From 1934 to 1939, Arnold worked on various government sponsored art projects in Woodstock as a printmaker and printer, beginning with the Public Works of Art Project and ending with the Federal Art Project. He was assigned to print lithographs for local artists who were on the various projects, and to draw and print one lithograph a month of his own, for which he received $75 in bimonthly payments. Works of art created under the auspices of the federal government were distributed to schools, libraries, post offices, federal and state office buildings, police stations, and courthouses and jails.
During the course of his time on the Federal Art Project, Arnold primarily created lithographs of his own works. They were printed in editions of 25 impressions, as were the editions for each of the artists for whom he made a print. Among the lithographs that have been identified as being printed early on by Arnold for the federal government are Marion Greenwood’s Chiquita, Grace Greenwood’s Chapel, Karl Fortess’s Rural Landscape, and Paul R. Meltsner’s Industrial Landscape and Death of a Striker. After a brief period in late 1936 and early 1937 working as a lithographic printer for the Resettlement Administration in Washington, D.C., Arnold printed for Clarence Bolton and Elizabeth Bush Woiceske in Woodstock under the auspices of the Federal Art Project. Arnold continued to print for artists unaffiliated with the relief program. Among the artists he printed for in Woodstock in the mid-1930s was John McClellan.
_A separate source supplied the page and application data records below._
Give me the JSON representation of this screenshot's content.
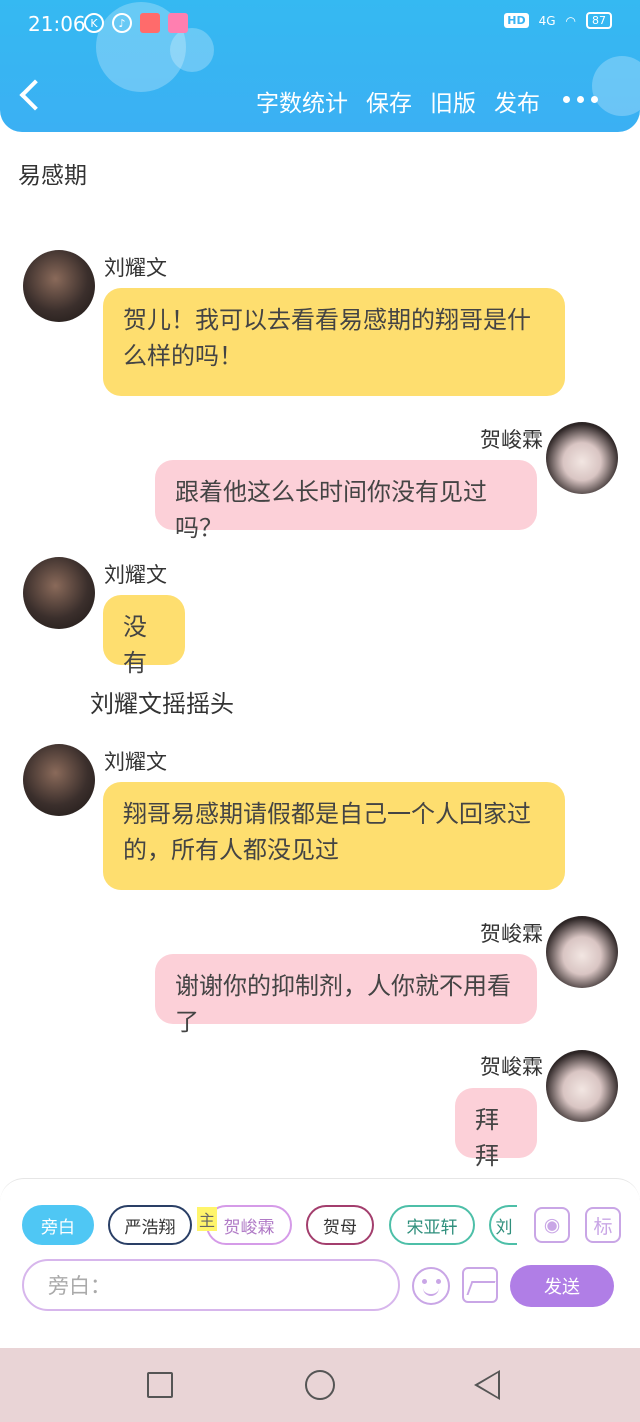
{
  "status_bar": {
    "time": "21:06",
    "network": "4G",
    "hd": "HD",
    "battery": "87"
  },
  "nav": {
    "actions": [
      "字数统计",
      "保存",
      "旧版",
      "发布"
    ]
  },
  "doc_title": "易感期",
  "messages": [
    {
      "name": "刘耀文",
      "text": "贺儿！我可以去看看易感期的翔哥是什么样的吗！"
    },
    {
      "name": "贺峻霖",
      "text": "跟着他这么长时间你没有见过吗？"
    },
    {
      "name": "刘耀文",
      "text": "没有"
    },
    {
      "name": "刘耀文",
      "text": "翔哥易感期请假都是自己一个人回家过的，所有人都没见过"
    },
    {
      "name": "贺峻霖",
      "text": "谢谢你的抑制剂，人你就不用看了"
    },
    {
      "name": "贺峻霖",
      "text": "拜拜"
    }
  ],
  "narration": "刘耀文摇摇头",
  "characters": [
    "旁白",
    "严浩翔",
    "贺峻霖",
    "贺母",
    "宋亚轩",
    "刘"
  ],
  "main_tag": "主",
  "tools": {
    "profile_icon": "person-card-icon",
    "tag_label": "标"
  },
  "input": {
    "placeholder": "旁白："
  },
  "send_label": "发送",
  "colors": {
    "header": "#3bb0f3",
    "left_bubble": "#fede6f",
    "right_bubble": "#fcd0d8",
    "send": "#b07ee6",
    "active_chip": "#4fc7f4"
  }
}
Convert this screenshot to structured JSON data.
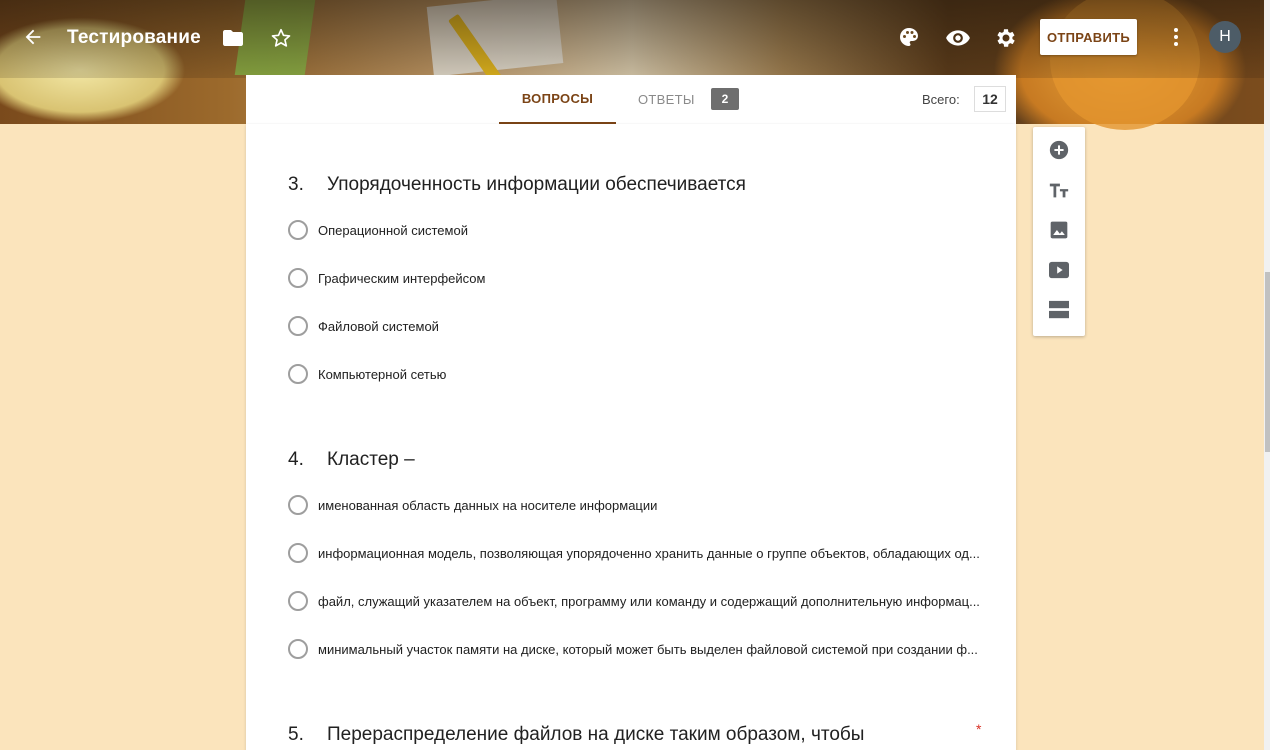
{
  "app": {
    "title": "Тестирование",
    "send_label": "ОТПРАВИТЬ",
    "avatar_letter": "Н"
  },
  "tabs": {
    "questions_label": "ВОПРОСЫ",
    "answers_label": "ОТВЕТЫ",
    "answers_count": "2",
    "total_label": "Всего:",
    "total_value": "12"
  },
  "questions": [
    {
      "number": "3.",
      "title": "Упорядоченность информации обеспечивается",
      "options": [
        "Операционной системой",
        "Графическим интерфейсом",
        "Файловой системой",
        "Компьютерной сетью"
      ]
    },
    {
      "number": "4.",
      "title": "Кластер –",
      "options": [
        "именованная область данных на носителе информации",
        "информационная модель, позволяющая упорядоченно хранить данные о группе объектов, обладающих од...",
        "файл, служащий указателем на объект, программу или команду и содержащий дополнительную информац...",
        "минимальный участок памяти на диске, который может быть выделен файловой системой при создании ф..."
      ]
    },
    {
      "number": "5.",
      "title": "Перераспределение файлов на диске таким образом, чтобы",
      "required_mark": "*",
      "options": []
    }
  ],
  "sidebar_icons": [
    "add-question-icon",
    "title-text-icon",
    "image-icon",
    "video-icon",
    "section-icon"
  ],
  "colors": {
    "accent": "#7b4416",
    "page_bg": "#fbe4bc",
    "required": "#d93025"
  }
}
The Final Years in the Hudson Valley and A Move Away
The Federal Art Project came to an end in August 1939. In mid-October of 1940, Arnold joined the United States Coast and Geographic Survey in Washington, D.C. as an artist lithographer, and initially printed nautical charts of the coastline and inland waterways of the United States. Following America’s entrance into World War II in December 1940, the survey focused on producing charts and maps of Africa, France, Great Britain, and the Philippines.
Upon leaving Woodstock, Arnold dismantled his Fuchs and Land press. Over the course of the next 30 years he devoted little time to his own work, and eventually sold the press to Philip DeLazlo, a dealer in secondhand presses. Arnold spent the summers of 1941 to 1945 in Woodstock, off from working in Washington, D.C. Following his departure to Washington, local lithographic production returned to pre-1930 levels. Arnold later remarked that the artists in town did not make a lot of lithographs before his arrival, or immediately after he moved away.
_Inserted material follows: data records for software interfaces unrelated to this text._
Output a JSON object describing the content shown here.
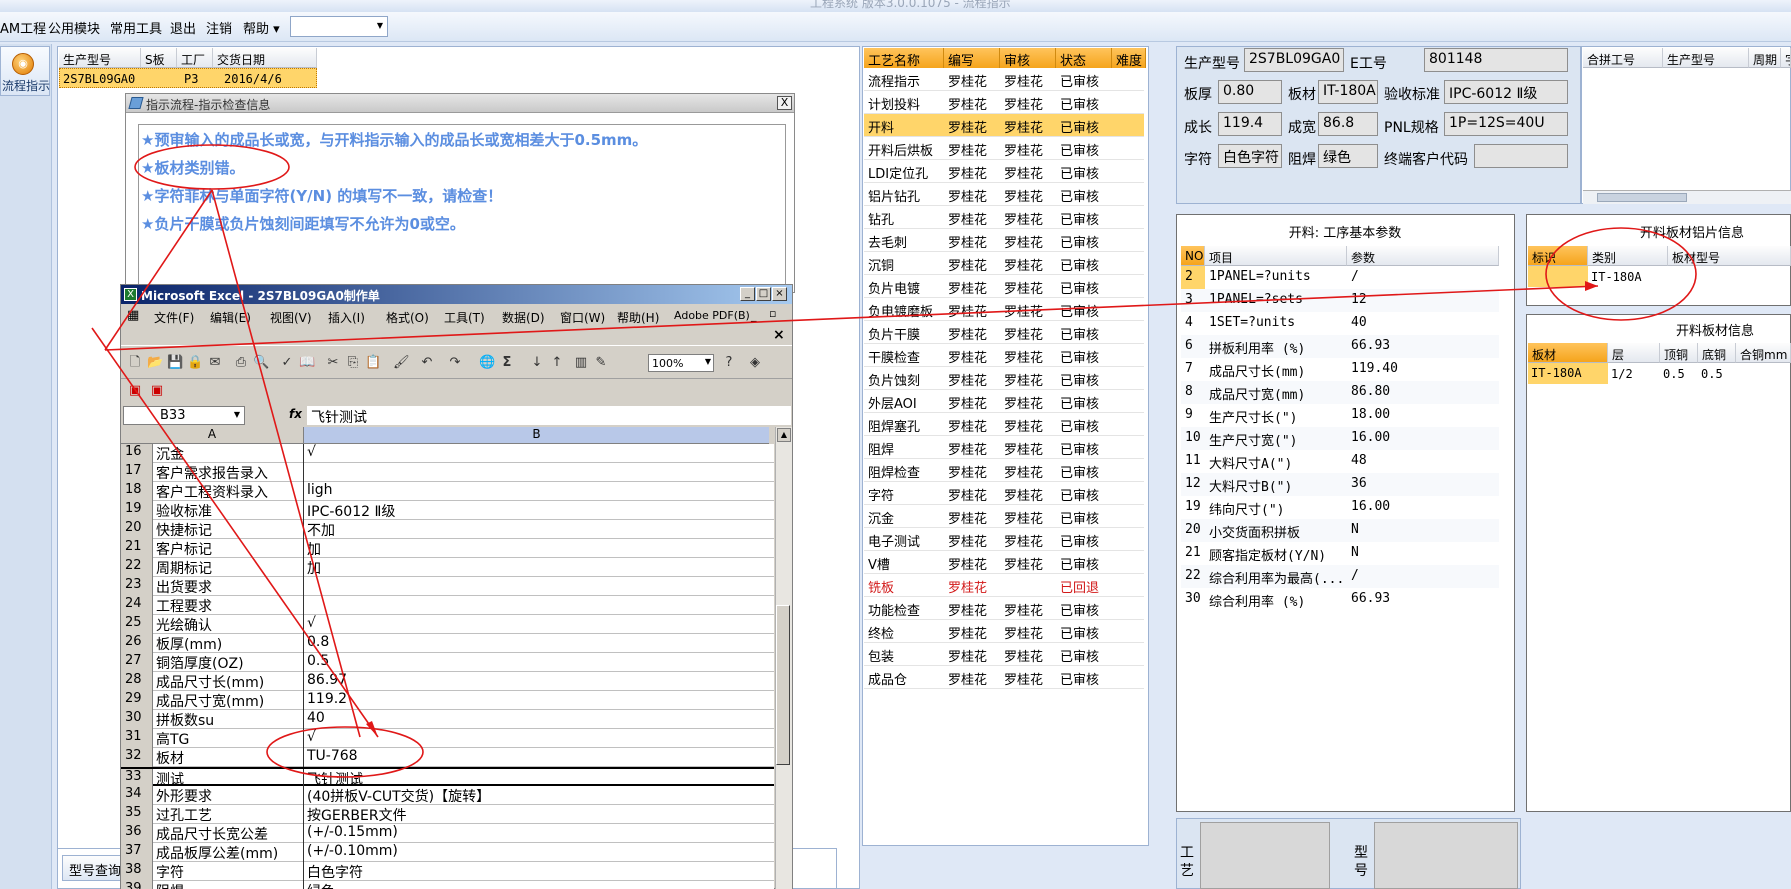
{
  "title": {
    "text": "工程系统 版本3.0.0.1075 - 流程指示"
  },
  "menu": [
    {
      "label": "AM工程"
    },
    {
      "label": "公用模块"
    },
    {
      "label": "常用工具"
    },
    {
      "label": "退出"
    },
    {
      "label": "注销"
    },
    {
      "label": "帮助"
    }
  ],
  "leftbar": {
    "flow_label": "流程指示"
  },
  "job_list": {
    "headers": [
      "生产型号",
      "S板",
      "工厂",
      "交货日期"
    ],
    "row": {
      "model": "2S7BL09GA0",
      "factory": "P3",
      "date": "2016/4/6"
    }
  },
  "dialog": {
    "title": "指示流程-指示检查信息",
    "close": "X",
    "messages": [
      "★预审输入的成品长或宽，与开料指示输入的成品长或宽相差大于0.5mm。",
      "★板材类别错。",
      "★字符菲林与单面字符(Y/N) 的填写不一致，请检查！",
      "★负片干膜或负片蚀刻间距填写不允许为0或空。"
    ]
  },
  "excel": {
    "title": "Microsoft Excel - 2S7BL09GA0制作单",
    "menu": [
      "文件(F)",
      "编辑(E)",
      "视图(V)",
      "插入(I)",
      "格式(O)",
      "工具(T)",
      "数据(D)",
      "窗口(W)",
      "帮助(H)",
      "Adobe PDF(B)"
    ],
    "zoom": "100%",
    "name_box": "B33",
    "fx": "fx",
    "formula": "飞针测试",
    "col_a": "A",
    "col_b": "B",
    "rows": [
      {
        "n": "16",
        "a": "沉金",
        "b": "√"
      },
      {
        "n": "17",
        "a": "客户需求报告录入",
        "b": ""
      },
      {
        "n": "18",
        "a": "客户工程资料录入",
        "b": "ligh"
      },
      {
        "n": "19",
        "a": "验收标准",
        "b": "IPC-6012 Ⅱ级"
      },
      {
        "n": "20",
        "a": "快捷标记",
        "b": "不加"
      },
      {
        "n": "21",
        "a": "客户标记",
        "b": "加"
      },
      {
        "n": "22",
        "a": "周期标记",
        "b": "加"
      },
      {
        "n": "23",
        "a": "出货要求",
        "b": ""
      },
      {
        "n": "24",
        "a": "工程要求",
        "b": ""
      },
      {
        "n": "25",
        "a": "光绘确认",
        "b": "√"
      },
      {
        "n": "26",
        "a": "板厚(mm)",
        "b": "0.8"
      },
      {
        "n": "27",
        "a": "铜箔厚度(OZ)",
        "b": "0.5"
      },
      {
        "n": "28",
        "a": "成品尺寸长(mm)",
        "b": "86.97"
      },
      {
        "n": "29",
        "a": "成品尺寸宽(mm)",
        "b": "119.2"
      },
      {
        "n": "30",
        "a": "拼板数su",
        "b": "40"
      },
      {
        "n": "31",
        "a": "高TG",
        "b": "√"
      },
      {
        "n": "32",
        "a": "板材",
        "b": "TU-768"
      },
      {
        "n": "33",
        "a": "测试",
        "b": "飞针测试"
      },
      {
        "n": "34",
        "a": "外形要求",
        "b": "(40拼板V-CUT交货)【旋转】"
      },
      {
        "n": "35",
        "a": "过孔工艺",
        "b": "按GERBER文件"
      },
      {
        "n": "36",
        "a": "成品尺寸长宽公差",
        "b": "(+/-0.15mm)"
      },
      {
        "n": "37",
        "a": "成品板厚公差(mm)",
        "b": "(+/-0.10mm)"
      },
      {
        "n": "38",
        "a": "字符",
        "b": "白色字符"
      },
      {
        "n": "39",
        "a": "阻焊",
        "b": "绿色"
      }
    ]
  },
  "process": {
    "headers": [
      "工艺名称",
      "编写",
      "审核",
      "状态",
      "难度"
    ],
    "rows": [
      {
        "name": "流程指示",
        "w": "罗桂花",
        "r": "罗桂花",
        "s": "已审核"
      },
      {
        "name": "计划投料",
        "w": "罗桂花",
        "r": "罗桂花",
        "s": "已审核"
      },
      {
        "name": "开料",
        "w": "罗桂花",
        "r": "罗桂花",
        "s": "已审核"
      },
      {
        "name": "开料后烘板",
        "w": "罗桂花",
        "r": "罗桂花",
        "s": "已审核"
      },
      {
        "name": "LDI定位孔",
        "w": "罗桂花",
        "r": "罗桂花",
        "s": "已审核"
      },
      {
        "name": "铝片钻孔",
        "w": "罗桂花",
        "r": "罗桂花",
        "s": "已审核"
      },
      {
        "name": "钻孔",
        "w": "罗桂花",
        "r": "罗桂花",
        "s": "已审核"
      },
      {
        "name": "去毛刺",
        "w": "罗桂花",
        "r": "罗桂花",
        "s": "已审核"
      },
      {
        "name": "沉铜",
        "w": "罗桂花",
        "r": "罗桂花",
        "s": "已审核"
      },
      {
        "name": "负片电镀",
        "w": "罗桂花",
        "r": "罗桂花",
        "s": "已审核"
      },
      {
        "name": "负电镀磨板",
        "w": "罗桂花",
        "r": "罗桂花",
        "s": "已审核"
      },
      {
        "name": "负片干膜",
        "w": "罗桂花",
        "r": "罗桂花",
        "s": "已审核"
      },
      {
        "name": "干膜检查",
        "w": "罗桂花",
        "r": "罗桂花",
        "s": "已审核"
      },
      {
        "name": "负片蚀刻",
        "w": "罗桂花",
        "r": "罗桂花",
        "s": "已审核"
      },
      {
        "name": "外层AOI",
        "w": "罗桂花",
        "r": "罗桂花",
        "s": "已审核"
      },
      {
        "name": "阻焊塞孔",
        "w": "罗桂花",
        "r": "罗桂花",
        "s": "已审核"
      },
      {
        "name": "阻焊",
        "w": "罗桂花",
        "r": "罗桂花",
        "s": "已审核"
      },
      {
        "name": "阻焊检查",
        "w": "罗桂花",
        "r": "罗桂花",
        "s": "已审核"
      },
      {
        "name": "字符",
        "w": "罗桂花",
        "r": "罗桂花",
        "s": "已审核"
      },
      {
        "name": "沉金",
        "w": "罗桂花",
        "r": "罗桂花",
        "s": "已审核"
      },
      {
        "name": "电子测试",
        "w": "罗桂花",
        "r": "罗桂花",
        "s": "已审核"
      },
      {
        "name": "V槽",
        "w": "罗桂花",
        "r": "罗桂花",
        "s": "已审核"
      },
      {
        "name": "铣板",
        "w": "罗桂花",
        "r": "",
        "s": "已回退"
      },
      {
        "name": "功能检查",
        "w": "罗桂花",
        "r": "罗桂花",
        "s": "已审核"
      },
      {
        "name": "终检",
        "w": "罗桂花",
        "r": "罗桂花",
        "s": "已审核"
      },
      {
        "name": "包装",
        "w": "罗桂花",
        "r": "罗桂花",
        "s": "已审核"
      },
      {
        "name": "成品仓",
        "w": "罗桂花",
        "r": "罗桂花",
        "s": "已审核"
      }
    ]
  },
  "info": {
    "model_label": "生产型号",
    "model": "2S7BL09GA0",
    "eno_label": "E工号",
    "eno": "801148",
    "thick_label": "板厚",
    "thick": "0.80",
    "mat_label": "板材",
    "mat": "IT-180A",
    "std_label": "验收标准",
    "std": "IPC-6012 Ⅱ级",
    "len_label": "成长",
    "len": "119.4",
    "wid_label": "成宽",
    "wid": "86.8",
    "pnl_label": "PNL规格",
    "pnl": "1P=12S=40U",
    "char_label": "字符",
    "char": "白色字符",
    "mask_label": "阻焊",
    "mask": "绿色",
    "cust_label": "终端客户代码",
    "cust": ""
  },
  "combine": {
    "headers": [
      "合拼工号",
      "生产型号",
      "周期",
      "字"
    ]
  },
  "params": {
    "title": "开料: 工序基本参数",
    "headers": [
      "NO",
      "项目",
      "参数"
    ],
    "rows": [
      {
        "no": "2",
        "item": "1PANEL=?units",
        "val": "/"
      },
      {
        "no": "3",
        "item": "1PANEL=?sets",
        "val": "12"
      },
      {
        "no": "4",
        "item": "1SET=?units",
        "val": "40"
      },
      {
        "no": "6",
        "item": "拼板利用率 (%)",
        "val": "66.93"
      },
      {
        "no": "7",
        "item": "成品尺寸长(mm)",
        "val": "119.40"
      },
      {
        "no": "8",
        "item": "成品尺寸宽(mm)",
        "val": "86.80"
      },
      {
        "no": "9",
        "item": "生产尺寸长(\")",
        "val": "18.00"
      },
      {
        "no": "10",
        "item": "生产尺寸宽(\")",
        "val": "16.00"
      },
      {
        "no": "11",
        "item": "大料尺寸A(\")",
        "val": "48"
      },
      {
        "no": "12",
        "item": "大料尺寸B(\")",
        "val": "36"
      },
      {
        "no": "19",
        "item": "纬向尺寸(\")",
        "val": "16.00"
      },
      {
        "no": "20",
        "item": "小交货面积拼板",
        "val": "N"
      },
      {
        "no": "21",
        "item": "顾客指定板材(Y/N)",
        "val": "N"
      },
      {
        "no": "22",
        "item": "综合利用率为最高(...",
        "val": "/"
      },
      {
        "no": "30",
        "item": "综合利用率 (%)",
        "val": "66.93"
      }
    ]
  },
  "alu": {
    "title": "开料板材铝片信息",
    "headers": [
      "标识",
      "类别",
      "板材型号"
    ],
    "row": {
      "flag": "",
      "type": "IT-180A",
      "model": ""
    }
  },
  "plate": {
    "title": "开料板材信息",
    "headers": [
      "板材",
      "层",
      "顶铜",
      "底铜",
      "合铜mm"
    ],
    "row": {
      "mat": "IT-180A",
      "layer": "1/2",
      "top": "0.5",
      "bottom": "0.5",
      "total": ""
    }
  },
  "bottom": {
    "tab": "型号查询",
    "craft_label": "工艺",
    "model_label": "型号"
  }
}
Following the Arnolds’ son William’s birth in 1941, the artist sought a stable long-term source of income. From 1944 to 1971, Arnold taught courses in fine art, printmaking, and mechanical drawing at various junior high schools and high schools in New York State, including in nearby New Paltz and Saugerties. During his summers in town, when he was off from teaching, he sold impressions of older prints at the Saturday Market Fair. In 1950, Arnold moved away from the area upon accepting a position as the art teacher at Watertown Senior High School, in Watertown, New York, where he taught until retiring in 1971. Following retirement, the Arnolds moved to nearby Oswego, where the artist eventually worked as an adjunct professor. After a break from the medium of lithography for 27 years, he created new lithographs of his own, based mostly on drawings of rooftops, rural roadways, and views of Lake Ontario.
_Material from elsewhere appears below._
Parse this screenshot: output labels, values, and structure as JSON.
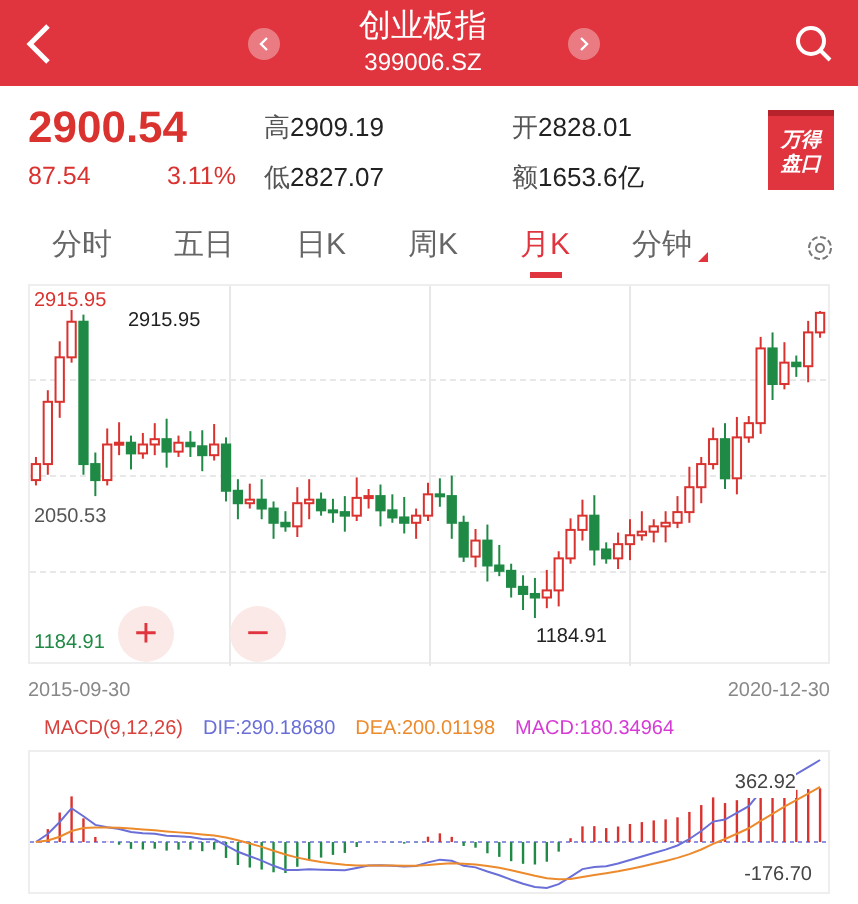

In the 1970s, Grant Arnold donated his collection of lithographs, including more tha 350 prints of his work and those he printed for others in Woodstock, to the State University of New York at Oswego. In 1986, Arnold was awarded the Tamarind Citation for Distinguished Contributions to the Art of the Lithograph. The artist died in his sleep in 1988 while recovering from pneumonia in Oswego Hospital.